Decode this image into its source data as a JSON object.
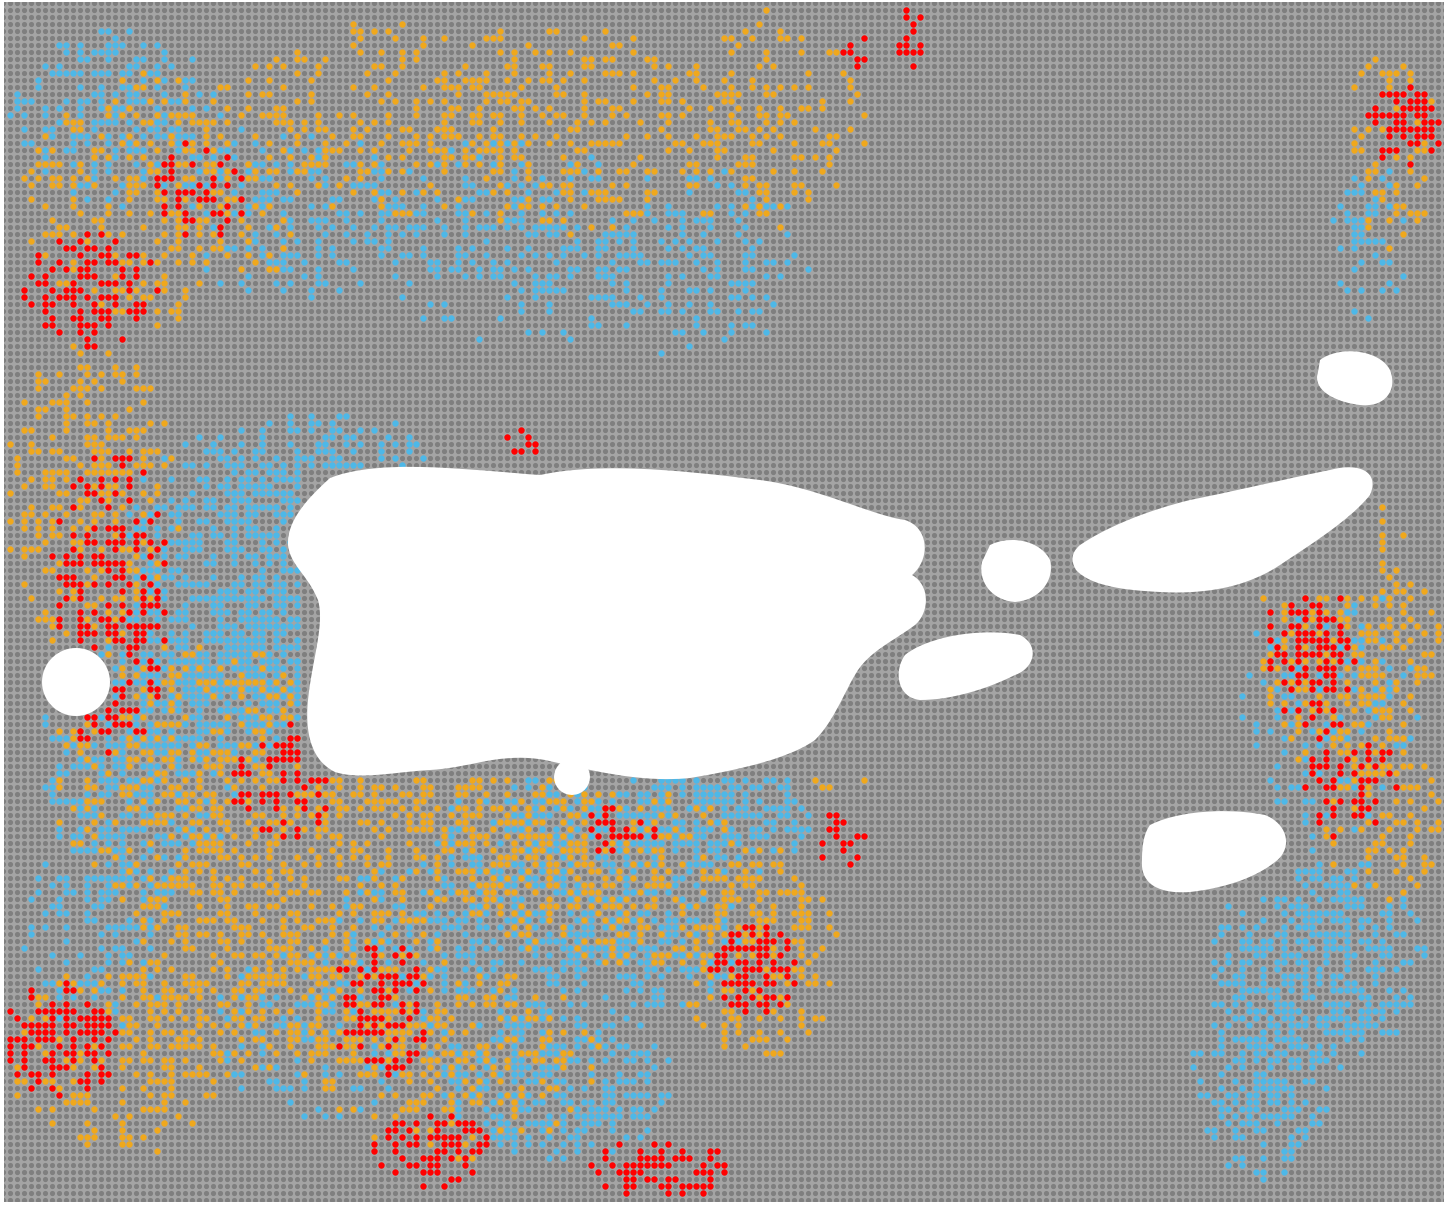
{
  "map": {
    "colors": {
      "background": "#ffffff",
      "grid": "#8c8c8c",
      "light_blue": "#4db8e8",
      "orange": "#f0a81c",
      "red": "#ff0000",
      "land": "#ffffff"
    },
    "legend_present": false,
    "title_present": false
  }
}
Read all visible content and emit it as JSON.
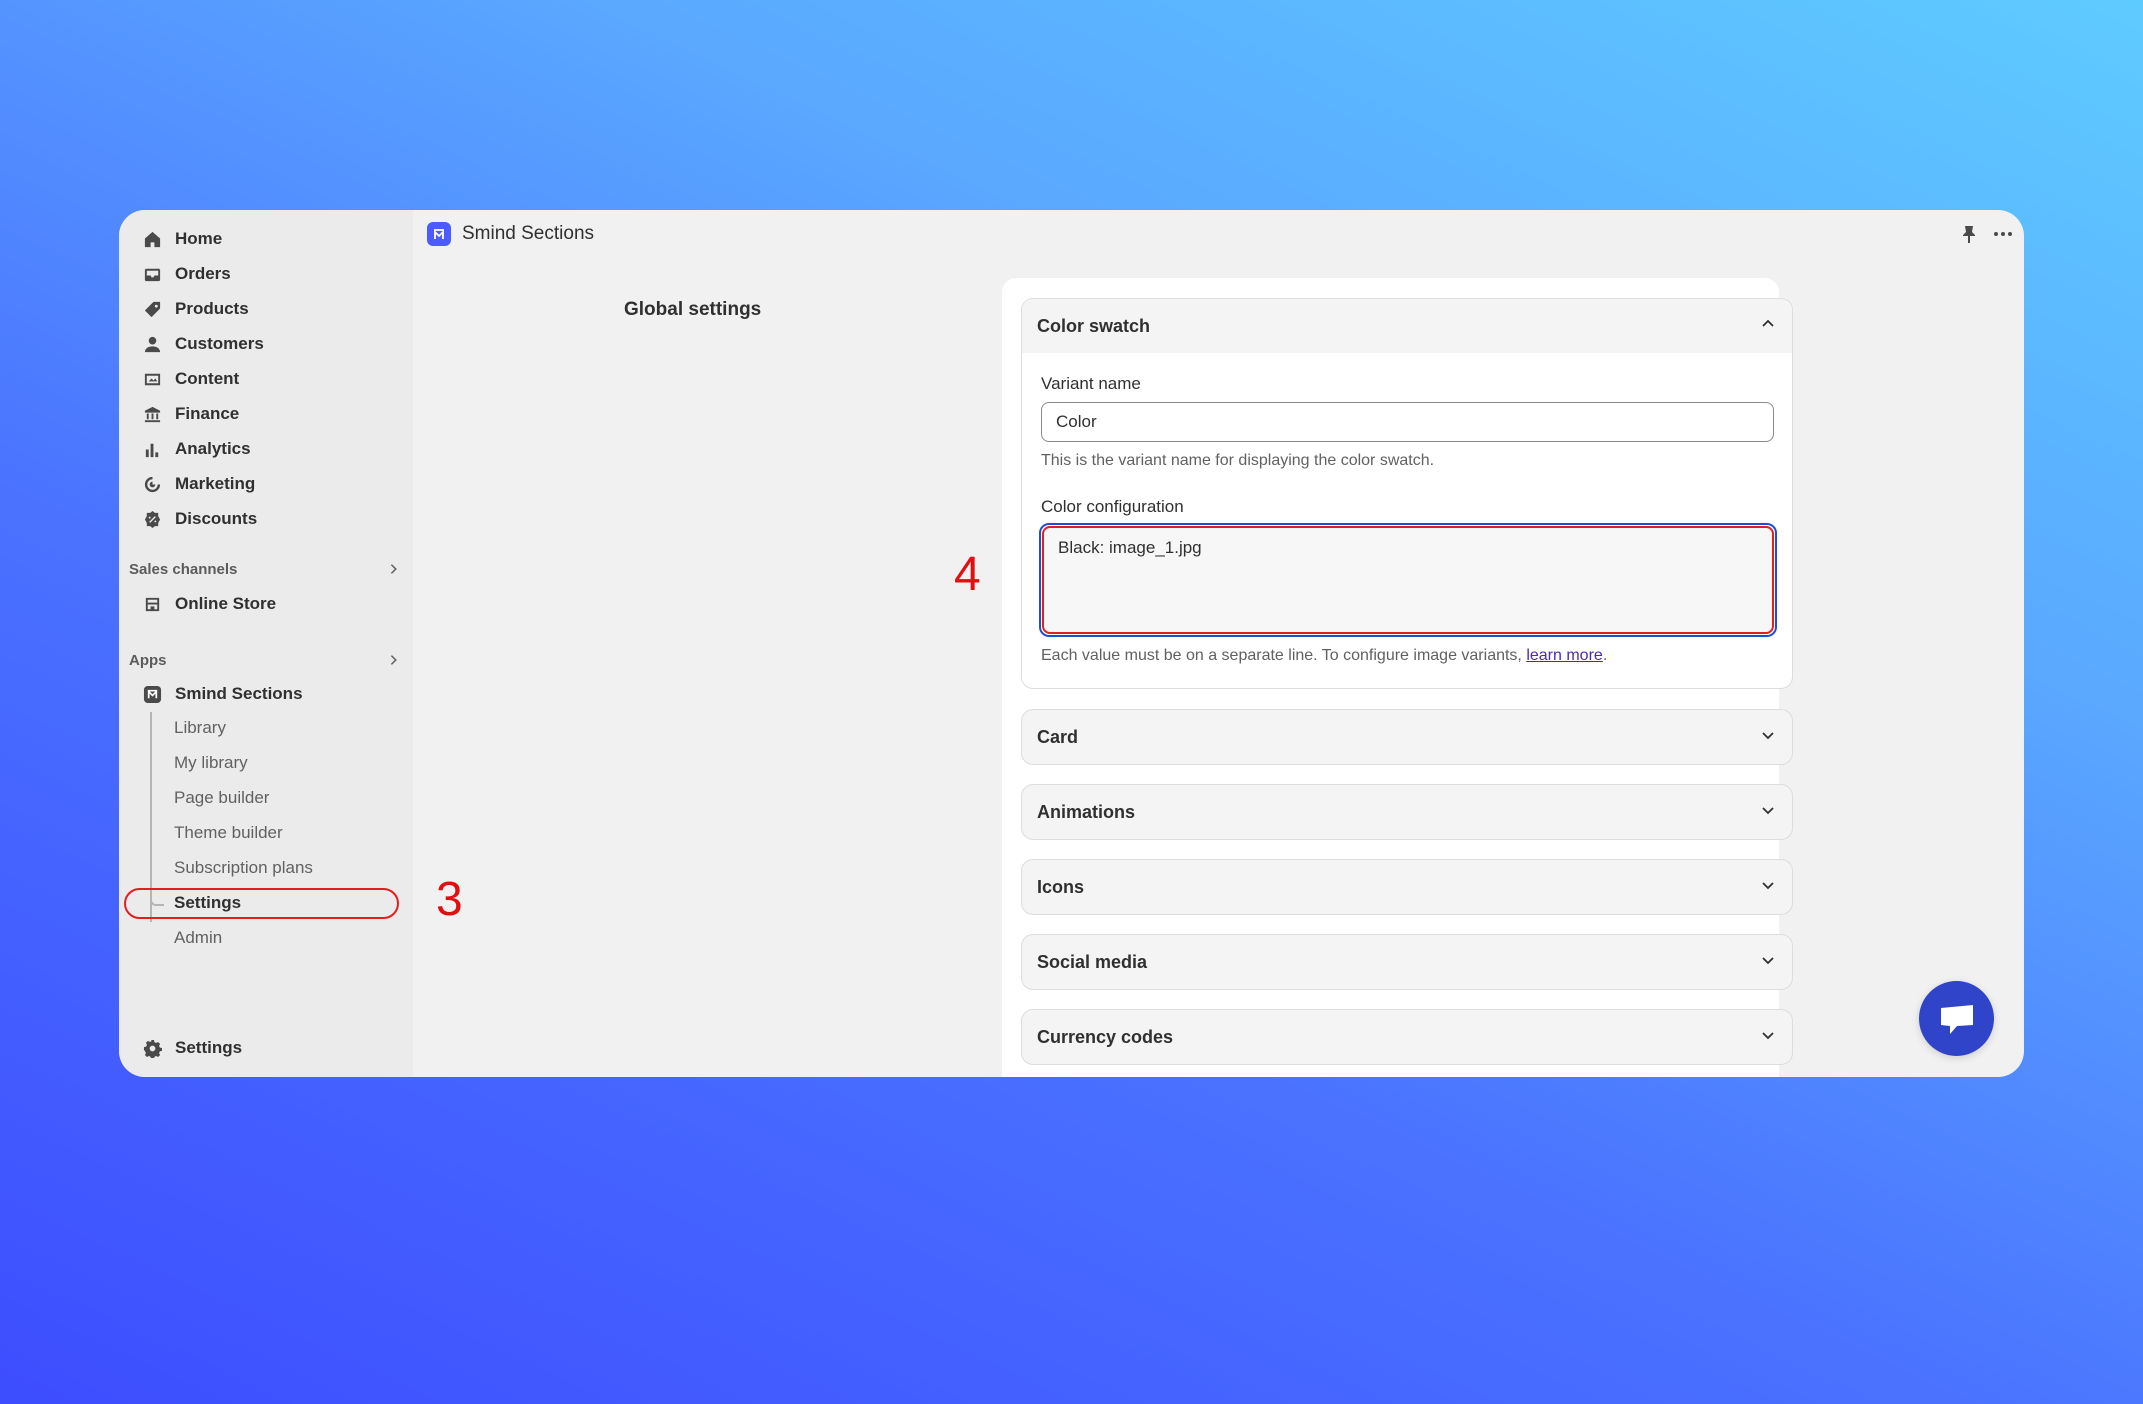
{
  "topbar": {
    "app_title": "Smind Sections"
  },
  "sidebar": {
    "items": [
      {
        "label": "Home",
        "icon": "home-icon"
      },
      {
        "label": "Orders",
        "icon": "inbox-icon"
      },
      {
        "label": "Products",
        "icon": "tag-icon"
      },
      {
        "label": "Customers",
        "icon": "person-icon"
      },
      {
        "label": "Content",
        "icon": "image-icon"
      },
      {
        "label": "Finance",
        "icon": "bank-icon"
      },
      {
        "label": "Analytics",
        "icon": "bar-chart-icon"
      },
      {
        "label": "Marketing",
        "icon": "target-icon"
      },
      {
        "label": "Discounts",
        "icon": "discount-icon"
      }
    ],
    "sales_channels": {
      "label": "Sales channels",
      "online_store": "Online Store"
    },
    "apps": {
      "label": "Apps",
      "app_name": "Smind Sections",
      "subitems": [
        "Library",
        "My library",
        "Page builder",
        "Theme builder",
        "Subscription plans",
        "Settings",
        "Admin"
      ]
    },
    "settings": "Settings"
  },
  "main": {
    "global_title": "Global settings",
    "color_swatch": {
      "title": "Color swatch",
      "variant_label": "Variant name",
      "variant_value": "Color",
      "variant_help": "This is the variant name for displaying the color swatch.",
      "config_label": "Color configuration",
      "config_value": "Black: image_1.jpg",
      "config_help_prefix": "Each value must be on a separate line. To configure image variants, ",
      "config_help_link": "learn more",
      "config_help_suffix": "."
    },
    "sections": [
      "Card",
      "Animations",
      "Icons",
      "Social media",
      "Currency codes"
    ]
  },
  "annotations": {
    "step_3": "3",
    "step_4": "4"
  },
  "colors": {
    "accent": "#4b5bff",
    "highlight": "#e02020",
    "chat": "#2f44c8"
  }
}
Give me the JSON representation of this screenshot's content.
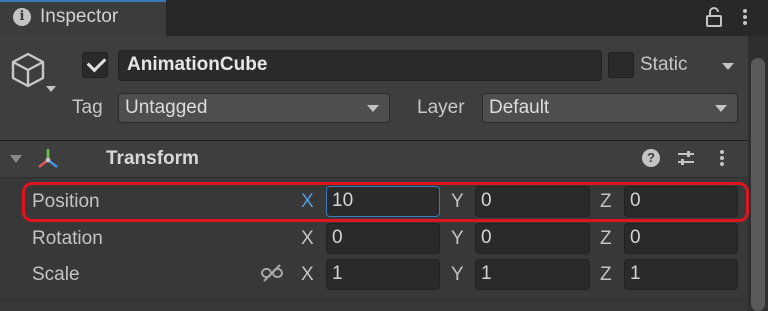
{
  "window": {
    "tab_title": "Inspector",
    "tab_icon": "info-icon"
  },
  "header_icons": {
    "lock": "lock-icon",
    "menu": "menu-dots-icon"
  },
  "gameobject": {
    "icon": "cube-icon",
    "active": true,
    "name": "AnimationCube",
    "static_label": "Static",
    "static_checked": false,
    "tag_label": "Tag",
    "tag_value": "Untagged",
    "layer_label": "Layer",
    "layer_value": "Default"
  },
  "component": {
    "title": "Transform",
    "expanded": true,
    "icon": "transform-icon",
    "actions": [
      "help-icon",
      "presets-icon",
      "menu-dots-icon"
    ],
    "properties": [
      {
        "label": "Position",
        "x": "10",
        "y": "0",
        "z": "0",
        "highlighted": true,
        "focused_axis": "X"
      },
      {
        "label": "Rotation",
        "x": "0",
        "y": "0",
        "z": "0"
      },
      {
        "label": "Scale",
        "x": "1",
        "y": "1",
        "z": "1",
        "icon": "constrain-proportions-icon"
      }
    ],
    "axes": {
      "x": "X",
      "y": "Y",
      "z": "Z"
    }
  },
  "colors": {
    "accent": "#3a79bb",
    "highlight": "#e0141e",
    "background": "#383838"
  }
}
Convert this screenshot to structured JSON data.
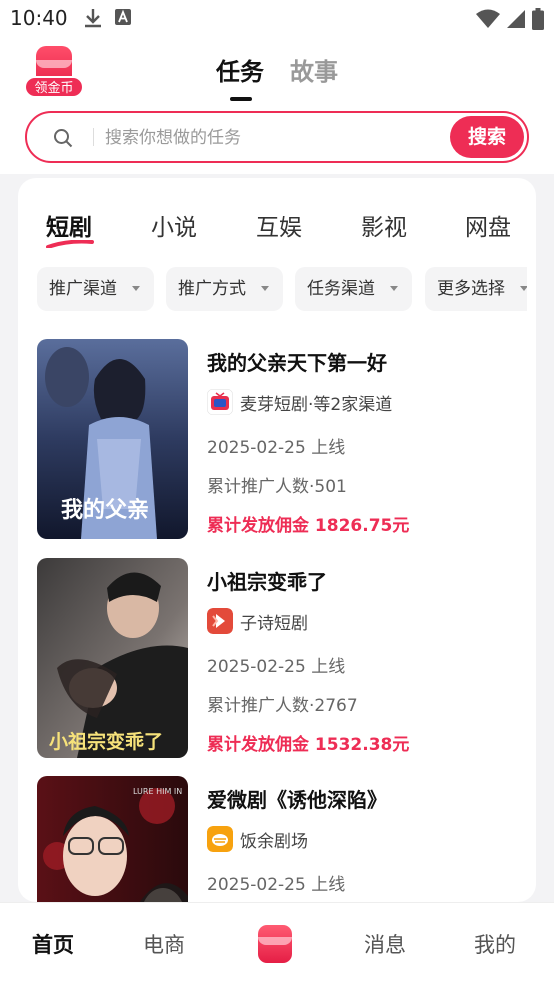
{
  "status": {
    "time": "10:40"
  },
  "header": {
    "coin_label": "领金币",
    "tabs": [
      {
        "label": "任务"
      },
      {
        "label": "故事"
      }
    ],
    "active_tab": 0,
    "search": {
      "placeholder": "搜索你想做的任务",
      "button": "搜索"
    }
  },
  "categories": [
    {
      "label": "短剧"
    },
    {
      "label": "小说"
    },
    {
      "label": "互娱"
    },
    {
      "label": "影视"
    },
    {
      "label": "网盘"
    }
  ],
  "filters": [
    {
      "label": "推广渠道"
    },
    {
      "label": "推广方式"
    },
    {
      "label": "任务渠道"
    },
    {
      "label": "更多选择"
    }
  ],
  "items": [
    {
      "title": "我的父亲天下第一好",
      "channel": "麦芽短剧·等2家渠道",
      "date": "2025-02-25 上线",
      "count": "累计推广人数·501",
      "commission": "累计发放佣金 1826.75元",
      "poster_text": "我的父亲"
    },
    {
      "title": "小祖宗变乖了",
      "channel": "子诗短剧",
      "date": "2025-02-25 上线",
      "count": "累计推广人数·2767",
      "commission": "累计发放佣金 1532.38元",
      "poster_text": "小祖宗变乖了"
    },
    {
      "title": "爱微剧《诱他深陷》",
      "channel": "饭余剧场",
      "date": "2025-02-25 上线",
      "count": "",
      "commission": "",
      "poster_text": "LURE HIM IN"
    }
  ],
  "nav": [
    {
      "label": "首页"
    },
    {
      "label": "电商"
    },
    {
      "label": "消息"
    },
    {
      "label": "我的"
    }
  ],
  "colors": {
    "accent": "#ee2d55"
  }
}
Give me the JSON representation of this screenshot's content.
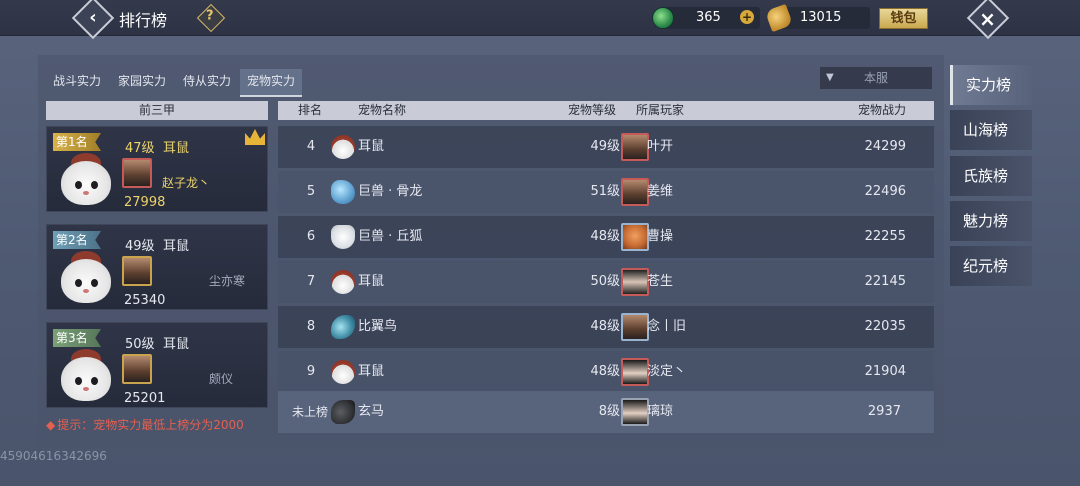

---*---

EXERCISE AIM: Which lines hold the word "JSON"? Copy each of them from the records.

REPLY:
Decode this image into its source data as a JSON object.
Read all visible content and emit it as JSON.
Give me the JSON representation of this screenshot's content.
Convert this screenshot to structured JSON data.
Give me the JSON representation of this screenshot's content.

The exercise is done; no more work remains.